▶ [Action item]
Reproduce the records below in their entirety, character for character.

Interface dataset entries
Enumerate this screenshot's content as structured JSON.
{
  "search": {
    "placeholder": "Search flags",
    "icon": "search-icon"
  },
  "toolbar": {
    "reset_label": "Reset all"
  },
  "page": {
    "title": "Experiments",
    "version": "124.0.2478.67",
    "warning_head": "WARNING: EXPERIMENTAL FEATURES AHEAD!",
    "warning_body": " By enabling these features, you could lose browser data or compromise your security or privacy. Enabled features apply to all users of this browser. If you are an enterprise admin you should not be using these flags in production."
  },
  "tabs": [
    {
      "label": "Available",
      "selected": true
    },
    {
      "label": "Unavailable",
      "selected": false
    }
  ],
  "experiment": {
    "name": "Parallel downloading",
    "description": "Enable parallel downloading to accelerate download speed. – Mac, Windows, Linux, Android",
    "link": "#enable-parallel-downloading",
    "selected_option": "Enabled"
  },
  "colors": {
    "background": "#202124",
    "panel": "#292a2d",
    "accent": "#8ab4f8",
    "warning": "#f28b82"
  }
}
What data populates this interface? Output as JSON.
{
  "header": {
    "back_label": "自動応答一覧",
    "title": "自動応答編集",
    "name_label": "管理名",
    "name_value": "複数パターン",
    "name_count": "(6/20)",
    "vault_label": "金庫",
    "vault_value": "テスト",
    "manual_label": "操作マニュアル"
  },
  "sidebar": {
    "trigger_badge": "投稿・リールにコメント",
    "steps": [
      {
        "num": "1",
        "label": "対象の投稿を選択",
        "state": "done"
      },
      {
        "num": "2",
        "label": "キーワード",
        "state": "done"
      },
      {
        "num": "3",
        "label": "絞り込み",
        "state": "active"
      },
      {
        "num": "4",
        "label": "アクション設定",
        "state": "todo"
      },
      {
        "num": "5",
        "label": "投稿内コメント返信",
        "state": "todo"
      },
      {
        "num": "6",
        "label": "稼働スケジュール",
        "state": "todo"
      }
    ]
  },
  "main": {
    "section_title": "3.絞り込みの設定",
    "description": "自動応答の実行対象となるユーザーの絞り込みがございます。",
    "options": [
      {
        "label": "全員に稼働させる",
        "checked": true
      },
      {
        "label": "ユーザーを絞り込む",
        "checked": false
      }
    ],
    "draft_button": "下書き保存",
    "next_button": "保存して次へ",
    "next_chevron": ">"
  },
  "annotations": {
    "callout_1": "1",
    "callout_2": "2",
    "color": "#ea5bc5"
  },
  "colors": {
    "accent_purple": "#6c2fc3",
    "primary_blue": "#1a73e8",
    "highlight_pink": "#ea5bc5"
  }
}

▶ [Answer]
Enumerate this screenshot's content as structured JSON.
{
  "search": {
    "placeholder": "Search flags",
    "icon": "search-icon"
  },
  "toolbar": {
    "reset_label": "Reset all"
  },
  "page": {
    "title": "Experiments",
    "version": "124.0.2478.67",
    "warning_head": "WARNING: EXPERIMENTAL FEATURES AHEAD!",
    "warning_body": " By enabling these features, you could lose browser data or compromise your security or privacy. Enabled features apply to all users of this browser. If you are an enterprise admin you should not be using these flags in production."
  },
  "tabs": [
    {
      "label": "Available",
      "selected": true
    },
    {
      "label": "Unavailable",
      "selected": false
    }
  ],
  "experiment": {
    "name": "Parallel downloading",
    "description": "Enable parallel downloading to accelerate download speed. – Mac, Windows, Linux, Android",
    "link": "#enable-parallel-downloading",
    "selected_option": "Enabled"
  },
  "colors": {
    "background": "#202124",
    "panel": "#292a2d",
    "accent": "#8ab4f8",
    "warning": "#f28b82"
  }
}
What data populates this interface? Output as JSON.
{
  "header": {
    "back_label": "自動応答一覧",
    "title": "自動応答編集",
    "name_label": "管理名",
    "name_value": "複数パターン",
    "name_count": "(6/20)",
    "vault_label": "金庫",
    "vault_value": "テスト",
    "manual_label": "操作マニュアル"
  },
  "sidebar": {
    "trigger_badge": "投稿・リールにコメント",
    "steps": [
      {
        "num": "1",
        "label": "対象の投稿を選択",
        "state": "done"
      },
      {
        "num": "2",
        "label": "キーワード",
        "state": "done"
      },
      {
        "num": "3",
        "label": "絞り込み",
        "state": "active"
      },
      {
        "num": "4",
        "label": "アクション設定",
        "state": "todo"
      },
      {
        "num": "5",
        "label": "投稿内コメント返信",
        "state": "todo"
      },
      {
        "num": "6",
        "label": "稼働スケジュール",
        "state": "todo"
      }
    ]
  },
  "main": {
    "section_title": "3.絞り込みの設定",
    "description": "自動応答の実行対象となるユーザーの絞り込みがございます。",
    "options": [
      {
        "label": "全員に稼働させる",
        "checked": true
      },
      {
        "label": "ユーザーを絞り込む",
        "checked": false
      }
    ],
    "draft_button": "下書き保存",
    "next_button": "保存して次へ",
    "next_chevron": ">"
  },
  "annotations": {
    "callout_1": "1",
    "callout_2": "2",
    "color": "#ea5bc5"
  },
  "colors": {
    "accent_purple": "#6c2fc3",
    "primary_blue": "#1a73e8",
    "highlight_pink": "#ea5bc5"
  }
}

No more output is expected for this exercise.